There’s an aspect for which I’m entirely unsure of the science behind, however. When I originally read this Kickstarter, Debbie Sterling, the Stanford engineer behind this Kickstarter, claimed that one of the reasons girls are less likely to be interested in the engineering toys is that they don’t include an aspect of narrative to hook the young girls. That without some emotional connection to the toy, they’d have no motivation to carry out the task of building the required solution. Now, this claim has since been eliminated entirely from the Kickstarter, so it’s well possible that she’s come to realize that this was entirely speculative and not scientifically-founded, that girls do equally well without narrative, but it’s also possible that the concept of engaging the kids on an emotional level works equally well for any gender.
Nostalgic anecdata alert: I know that, as a child, I would have cared far less about my Voltron toys if I didn’t know the lion robots joined together to form one massive war mech specifically to oppose evil warlords in the Drule Empire who were vying for galactic domination. If they were just weird lion robots that fit together, big deal. But no, I was invested in the story. Meaning, the whole purpose for the cartoon series — to sell me toys — worked perfectly. So this argument that stories help encourage emotional investment certainly rings true to me, just not the bit about gender.
So making a “Bob The Builder” style heroine who coaches girls in how to build a ribbon conveyor belt entirely out of pastel-and-pink-colored blocks, encouraging these girls to experiment with the pieces afterward to see how else one could orient the pieces and still have a functioning design — it’s an excellent idea. It’s an idea that takes all the best parts of other engineering toys and adds a story to engage the girl in the task at hand (if that indeed helps).

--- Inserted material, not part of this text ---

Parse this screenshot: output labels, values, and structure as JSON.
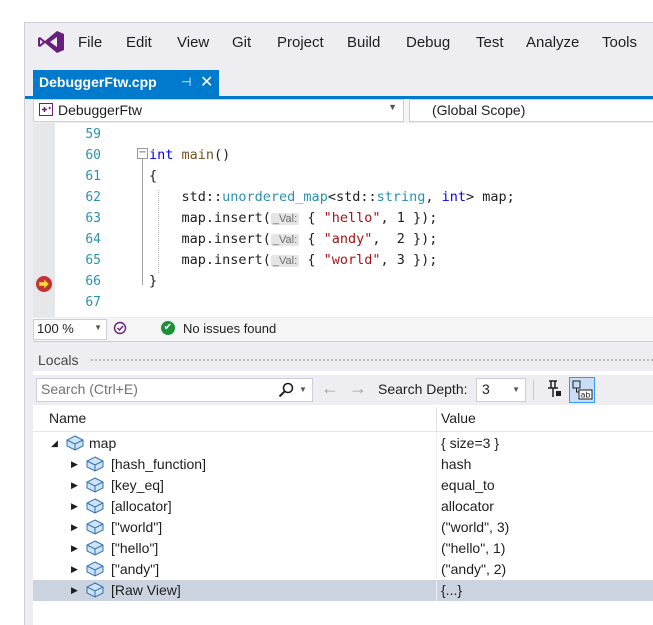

But most importantly, it’s pinkified to get a foot in the door. Since parents are ultimately the gatekeepers of what activities / toys a kid participates in / plays with, and since parents are the most likely culprit for the next generation’s entrenched gender roles (save, maybe, television, which some kids endure as a surrogate parent), I consider this a sort of rogue marketing move. It is a way to get a parent who is invested in those rigid roles to expose their little girl to something that might lead to her future in science, technology, engineering or math — and whether that exposure happens because the parent feels less guilty about it since it’s “for girls”, or completely by accident because they were fooled, I am pleased with the result either way.
As a kid who grew up with both an electronics project set from Radio Shack, and a Tandy 1000 EX which led to my eventual computer career, I know damn well how important it is to expose kids to the sorts of toys that lead to their future careers. Toys that let them explore their imagination and their engineering capabilities are a great idea, regardless of what color they are. And if they graduate from GoldieBlox to something like K’nex, or LEGO Mindstorms, or hacking your Roomba, or tinkering with your car, or building the next space shuttle, so much the better.
One day, I will be more than happy to know that toys are no longer pinkified to sell to a parent who’s bought into the “pink things are for girls” meme, because that meme has evaporated with all the rest of the horridly rigid gender roles that keep us oppressing one another along various axes of self-expression. And I will be ecstatic to see GoldieBlox filling the storification-of-engineering-toys niche, instead of the pinkification-of-engineering-toys-for-girls niche.
Until that day, though, I’ll accept this for the foot in the door that it is.